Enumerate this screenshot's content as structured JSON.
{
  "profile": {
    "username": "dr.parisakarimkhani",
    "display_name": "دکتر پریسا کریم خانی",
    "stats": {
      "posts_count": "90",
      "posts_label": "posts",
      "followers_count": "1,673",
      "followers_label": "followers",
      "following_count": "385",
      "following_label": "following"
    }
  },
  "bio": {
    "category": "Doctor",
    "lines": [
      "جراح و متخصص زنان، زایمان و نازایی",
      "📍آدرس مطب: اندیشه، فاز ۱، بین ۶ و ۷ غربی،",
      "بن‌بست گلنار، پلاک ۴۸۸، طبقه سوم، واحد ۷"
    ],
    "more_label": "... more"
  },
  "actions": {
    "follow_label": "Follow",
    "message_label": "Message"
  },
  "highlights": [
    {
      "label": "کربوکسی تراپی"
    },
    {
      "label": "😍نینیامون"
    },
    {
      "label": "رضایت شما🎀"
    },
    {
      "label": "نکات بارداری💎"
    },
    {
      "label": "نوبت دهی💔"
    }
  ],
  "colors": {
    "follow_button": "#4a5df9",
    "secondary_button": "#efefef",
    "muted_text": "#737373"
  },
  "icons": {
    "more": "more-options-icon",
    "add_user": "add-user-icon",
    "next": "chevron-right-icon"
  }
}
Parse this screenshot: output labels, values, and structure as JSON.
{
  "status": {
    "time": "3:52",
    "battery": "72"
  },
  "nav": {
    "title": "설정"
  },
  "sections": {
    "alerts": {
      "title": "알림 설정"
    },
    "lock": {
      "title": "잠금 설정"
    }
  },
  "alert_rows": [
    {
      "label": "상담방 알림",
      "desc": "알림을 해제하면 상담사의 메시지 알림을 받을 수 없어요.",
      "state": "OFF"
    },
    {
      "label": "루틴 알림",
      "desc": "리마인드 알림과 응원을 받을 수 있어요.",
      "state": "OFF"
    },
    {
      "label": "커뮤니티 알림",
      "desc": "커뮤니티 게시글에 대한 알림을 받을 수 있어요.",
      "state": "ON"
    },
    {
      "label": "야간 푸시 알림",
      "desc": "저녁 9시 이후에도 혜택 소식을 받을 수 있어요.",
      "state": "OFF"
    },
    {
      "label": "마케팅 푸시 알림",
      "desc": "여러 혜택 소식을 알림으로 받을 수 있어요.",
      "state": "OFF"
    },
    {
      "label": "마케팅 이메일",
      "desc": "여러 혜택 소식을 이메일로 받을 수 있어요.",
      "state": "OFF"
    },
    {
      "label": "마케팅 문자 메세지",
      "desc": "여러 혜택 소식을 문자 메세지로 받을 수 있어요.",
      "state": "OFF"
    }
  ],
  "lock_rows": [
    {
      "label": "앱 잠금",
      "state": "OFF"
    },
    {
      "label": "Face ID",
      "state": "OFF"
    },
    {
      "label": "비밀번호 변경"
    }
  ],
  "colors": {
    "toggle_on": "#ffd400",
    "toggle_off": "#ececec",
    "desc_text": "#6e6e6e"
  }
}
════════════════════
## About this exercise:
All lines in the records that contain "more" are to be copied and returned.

## Completed exercise:
    "more_label": "... more"
    "more": "more-options-icon",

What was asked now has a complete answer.